◆ Provided entries ◆

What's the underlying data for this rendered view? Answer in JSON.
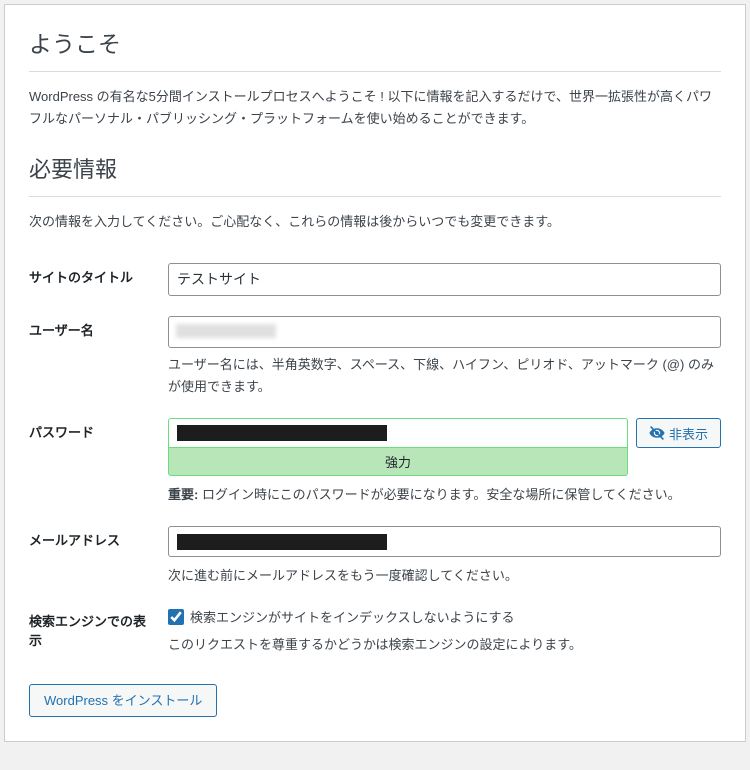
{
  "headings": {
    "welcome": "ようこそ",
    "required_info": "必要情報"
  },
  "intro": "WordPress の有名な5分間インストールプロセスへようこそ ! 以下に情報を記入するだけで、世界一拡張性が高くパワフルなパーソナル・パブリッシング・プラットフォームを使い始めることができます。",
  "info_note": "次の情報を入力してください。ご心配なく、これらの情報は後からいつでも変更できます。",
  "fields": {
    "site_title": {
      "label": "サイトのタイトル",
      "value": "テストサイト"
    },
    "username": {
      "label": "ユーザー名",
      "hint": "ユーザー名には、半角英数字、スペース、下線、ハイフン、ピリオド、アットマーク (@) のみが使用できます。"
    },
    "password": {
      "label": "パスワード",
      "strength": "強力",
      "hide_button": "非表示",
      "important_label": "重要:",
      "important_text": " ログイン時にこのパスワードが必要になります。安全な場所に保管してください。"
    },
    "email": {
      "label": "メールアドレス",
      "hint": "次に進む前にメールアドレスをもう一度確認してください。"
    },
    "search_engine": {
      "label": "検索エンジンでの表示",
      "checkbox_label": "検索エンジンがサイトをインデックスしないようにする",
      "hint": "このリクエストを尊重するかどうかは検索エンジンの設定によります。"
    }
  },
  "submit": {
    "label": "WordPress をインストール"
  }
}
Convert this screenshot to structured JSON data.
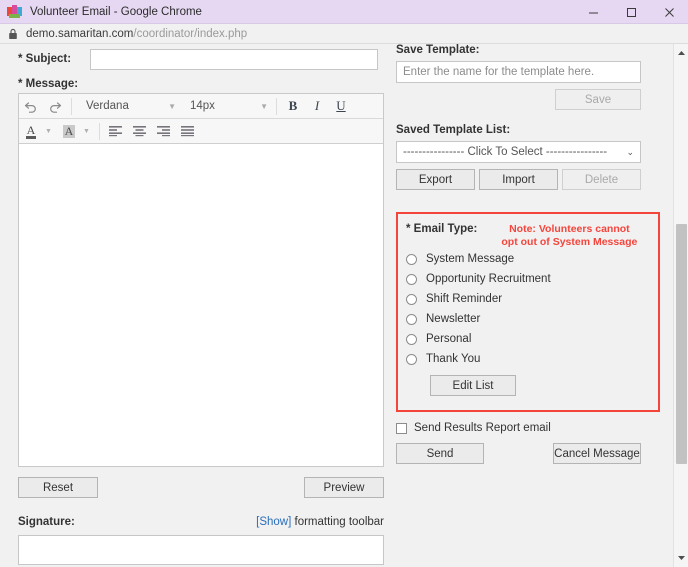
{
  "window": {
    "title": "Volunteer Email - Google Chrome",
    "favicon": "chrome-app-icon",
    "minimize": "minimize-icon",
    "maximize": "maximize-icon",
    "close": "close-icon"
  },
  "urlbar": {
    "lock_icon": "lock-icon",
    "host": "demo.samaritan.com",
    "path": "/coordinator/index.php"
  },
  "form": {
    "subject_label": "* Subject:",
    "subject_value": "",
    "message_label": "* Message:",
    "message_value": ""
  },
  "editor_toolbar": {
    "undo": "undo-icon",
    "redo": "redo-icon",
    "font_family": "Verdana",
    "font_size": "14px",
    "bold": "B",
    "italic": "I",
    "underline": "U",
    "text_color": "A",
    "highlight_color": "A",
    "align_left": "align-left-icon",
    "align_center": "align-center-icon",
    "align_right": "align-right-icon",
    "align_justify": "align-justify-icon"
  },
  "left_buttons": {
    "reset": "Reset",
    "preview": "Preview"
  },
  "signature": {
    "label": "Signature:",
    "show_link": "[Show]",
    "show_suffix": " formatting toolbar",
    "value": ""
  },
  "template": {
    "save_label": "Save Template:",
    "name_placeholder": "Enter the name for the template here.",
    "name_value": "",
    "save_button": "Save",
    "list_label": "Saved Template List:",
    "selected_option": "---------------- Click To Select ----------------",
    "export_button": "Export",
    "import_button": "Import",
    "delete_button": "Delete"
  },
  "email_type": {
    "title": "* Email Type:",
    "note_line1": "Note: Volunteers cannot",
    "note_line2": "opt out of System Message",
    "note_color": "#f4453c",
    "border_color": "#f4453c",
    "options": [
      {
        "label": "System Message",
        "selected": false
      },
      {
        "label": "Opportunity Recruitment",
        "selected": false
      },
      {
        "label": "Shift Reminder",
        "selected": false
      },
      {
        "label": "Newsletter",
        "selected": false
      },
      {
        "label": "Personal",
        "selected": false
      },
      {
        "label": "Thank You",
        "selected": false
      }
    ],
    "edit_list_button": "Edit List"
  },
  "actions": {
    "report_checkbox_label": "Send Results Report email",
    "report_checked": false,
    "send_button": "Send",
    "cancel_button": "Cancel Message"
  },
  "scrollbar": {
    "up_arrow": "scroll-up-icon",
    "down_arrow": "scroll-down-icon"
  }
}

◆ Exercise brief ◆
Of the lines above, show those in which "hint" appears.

◆ Result for this exercise ◆
      "hint": "ユーザー名には、半角英数字、スペース、下線、ハイフン、ピリオド、アットマーク (@) のみが使用できます。"
      "hint": "次に進む前にメールアドレスをもう一度確認してください。"
      "hint": "このリクエストを尊重するかどうかは検索エンジンの設定によります。"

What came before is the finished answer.